::: Recorded information
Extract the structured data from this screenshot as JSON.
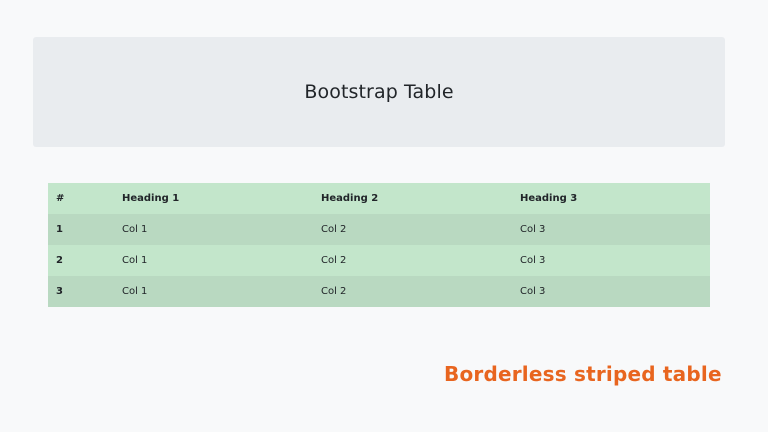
{
  "jumbotron": {
    "title": "Bootstrap Table"
  },
  "table": {
    "headers": [
      "#",
      "Heading 1",
      "Heading 2",
      "Heading 3"
    ],
    "rows": [
      [
        "1",
        "Col 1",
        "Col 2",
        "Col 3"
      ],
      [
        "2",
        "Col 1",
        "Col 2",
        "Col 3"
      ],
      [
        "3",
        "Col 1",
        "Col 2",
        "Col 3"
      ]
    ],
    "colors": {
      "light": "#c3e6cb",
      "dark": "#b9d9c1"
    }
  },
  "caption": "Borderless striped table",
  "colors": {
    "page_background": "#f8f9fa",
    "jumbotron_background": "#e9ecef",
    "caption": "#e8651f"
  }
}
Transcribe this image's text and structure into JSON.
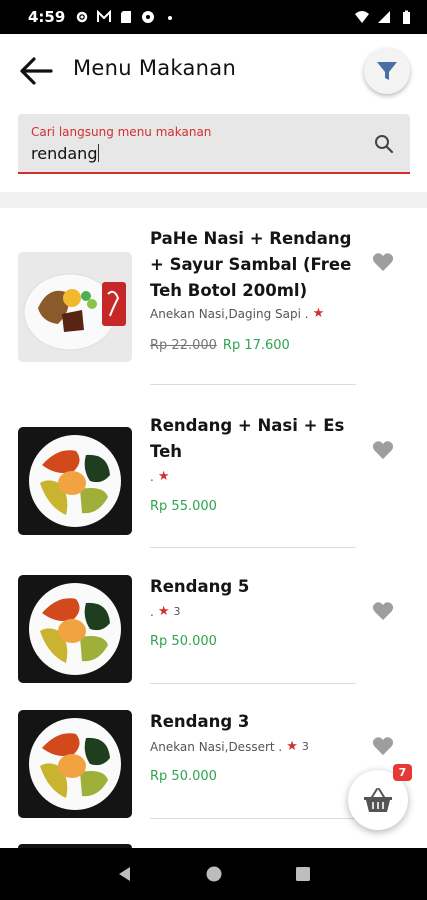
{
  "status_bar": {
    "time": "4:59"
  },
  "header": {
    "title": "Menu Makanan"
  },
  "search": {
    "label": "Cari langsung menu makanan",
    "value": "rendang"
  },
  "items": [
    {
      "name": "PaHe Nasi + Rendang + Sayur Sambal (Free Teh Botol 200ml)",
      "meta": "Anekan Nasi,Daging Sapi .",
      "rating": "",
      "price_old": "Rp 22.000",
      "price": "Rp 17.600"
    },
    {
      "name": "Rendang + Nasi + Es Teh",
      "meta": ".",
      "rating": "",
      "price_old": "",
      "price": "Rp 55.000"
    },
    {
      "name": "Rendang 5",
      "meta": ".",
      "rating": "3",
      "price_old": "",
      "price": "Rp 50.000"
    },
    {
      "name": "Rendang 3",
      "meta": "Anekan Nasi,Dessert .",
      "rating": "3",
      "price_old": "",
      "price": "Rp 50.000"
    }
  ],
  "cart": {
    "count": "7"
  },
  "colors": {
    "accent": "#d32f2f",
    "price": "#2ea44f",
    "badge": "#e53935"
  },
  "icons": [
    "back-arrow-icon",
    "filter-icon",
    "search-icon",
    "star-icon",
    "heart-icon",
    "basket-icon"
  ]
}
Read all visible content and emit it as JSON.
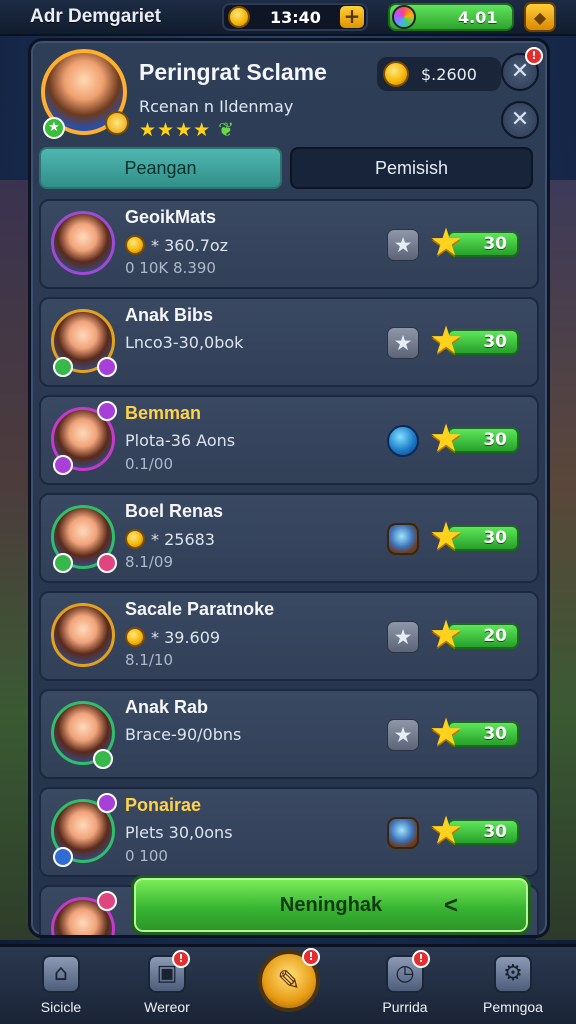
{
  "topbar": {
    "title": "Adr Demgariet",
    "coins": "13:40",
    "gems": "4.01"
  },
  "profile": {
    "name": "Peringrat Sclame",
    "subtitle": "Rcenan n Ildenmay",
    "stars": "★★★★",
    "coins": "$.2600",
    "notification": "!"
  },
  "tabs": [
    {
      "label": "Peangan",
      "active": true
    },
    {
      "label": "Pemisish",
      "active": false
    }
  ],
  "players": [
    {
      "name": "GeoikMats",
      "line2": "* 360.7oz",
      "line3": "0 10K 8.390",
      "has_coin": true,
      "reward_icon": "star-badge",
      "score": "30"
    },
    {
      "name": "Anak Bibs",
      "line2": "Lnco3-30,0bok",
      "line3": "",
      "has_coin": false,
      "reward_icon": "star-badge",
      "score": "30"
    },
    {
      "name": "Bemman",
      "line2": "Plota-36 Aons",
      "line3": "0.1/00",
      "has_coin": false,
      "reward_icon": "gem",
      "score": "30"
    },
    {
      "name": "Boel Renas",
      "line2": "* 25683",
      "line3": "8.1/09",
      "has_coin": true,
      "reward_icon": "orb",
      "score": "30"
    },
    {
      "name": "Sacale Paratnoke",
      "line2": "* 39.609",
      "line3": "8.1/10",
      "has_coin": true,
      "reward_icon": "star-badge",
      "score": "20"
    },
    {
      "name": "Anak Rab",
      "line2": "Brace-90/0bns",
      "line3": "",
      "has_coin": false,
      "reward_icon": "star-badge",
      "score": "30"
    },
    {
      "name": "Ponairae",
      "line2": "Plets 30,0ons",
      "line3": "0 100",
      "has_coin": false,
      "reward_icon": "orb",
      "score": "30"
    }
  ],
  "main_button": {
    "label": "Neninghak",
    "chevron": "<"
  },
  "nav": [
    {
      "label": "Sicicle",
      "icon": "home-icon"
    },
    {
      "label": "Wereor",
      "icon": "map-icon"
    },
    {
      "label": "",
      "icon": "battle-icon"
    },
    {
      "label": "Purrida",
      "icon": "clock-icon"
    },
    {
      "label": "Pemngoa",
      "icon": "gear-icon"
    }
  ],
  "colors": {
    "accent_green": "#39b533",
    "tab_active": "#4fb7b0",
    "gold": "#ffd21e"
  }
}
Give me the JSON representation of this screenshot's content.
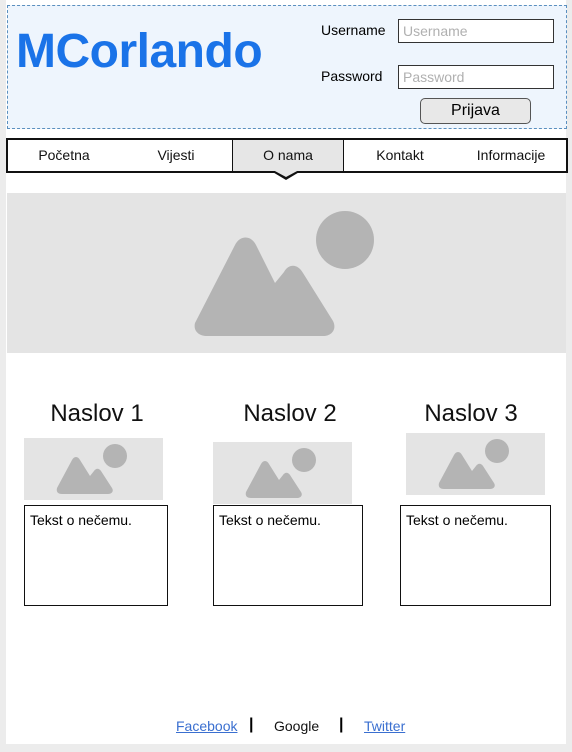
{
  "header": {
    "logo": "MCorlando",
    "username_label": "Username",
    "username_placeholder": "Username",
    "password_label": "Password",
    "password_placeholder": "Password",
    "login_button": "Prijava"
  },
  "nav": {
    "items": [
      {
        "label": "Početna"
      },
      {
        "label": "Vijesti"
      },
      {
        "label": "O nama"
      },
      {
        "label": "Kontakt"
      },
      {
        "label": "Informacije"
      }
    ]
  },
  "columns": [
    {
      "title": "Naslov 1",
      "text": "Tekst o nečemu."
    },
    {
      "title": "Naslov 2",
      "text": "Tekst o nečemu."
    },
    {
      "title": "Naslov 3",
      "text": "Tekst o nečemu."
    }
  ],
  "footer": {
    "facebook": "Facebook",
    "google": "Google",
    "twitter": "Twitter",
    "separator": "|"
  },
  "colors": {
    "brand": "#1a73e8",
    "header_bg": "#eef5fd",
    "placeholder_bg": "#e4e4e4",
    "link": "#3a6fd0"
  }
}
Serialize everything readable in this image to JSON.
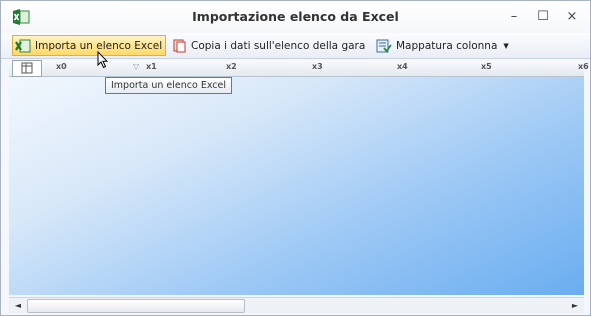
{
  "window": {
    "title": "Importazione elenco da Excel",
    "controls": {
      "minimize": "–",
      "maximize": "☐",
      "close": "×"
    }
  },
  "toolbar": {
    "import_label": "Importa un elenco Excel",
    "copy_label": "Copia i dati sull'elenco della gara",
    "mapping_label": "Mappatura colonna",
    "mapping_arrow": "▼"
  },
  "grid": {
    "columns": [
      "x0",
      "x1",
      "x2",
      "x3",
      "x4",
      "x5",
      "x6"
    ],
    "filter_icon_glyph": "▽"
  },
  "tooltip": {
    "text": "Importa un elenco Excel"
  },
  "scrollbar": {
    "left_arrow": "◄",
    "right_arrow": "►"
  },
  "icons": {
    "app": "excel-icon",
    "import": "excel-import-icon",
    "copy": "copy-icon",
    "mapping": "column-mapping-icon"
  },
  "colors": {
    "accent_hover": "#ffd966",
    "excel_green": "#2e8b3a",
    "grid_blue": "#6aadf0"
  }
}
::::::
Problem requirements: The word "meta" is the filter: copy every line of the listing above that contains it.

Written response:
      "meta": "Anekan Nasi,Daging Sapi .",
      "meta": ".",
      "meta": ".",
      "meta": "Anekan Nasi,Dessert .",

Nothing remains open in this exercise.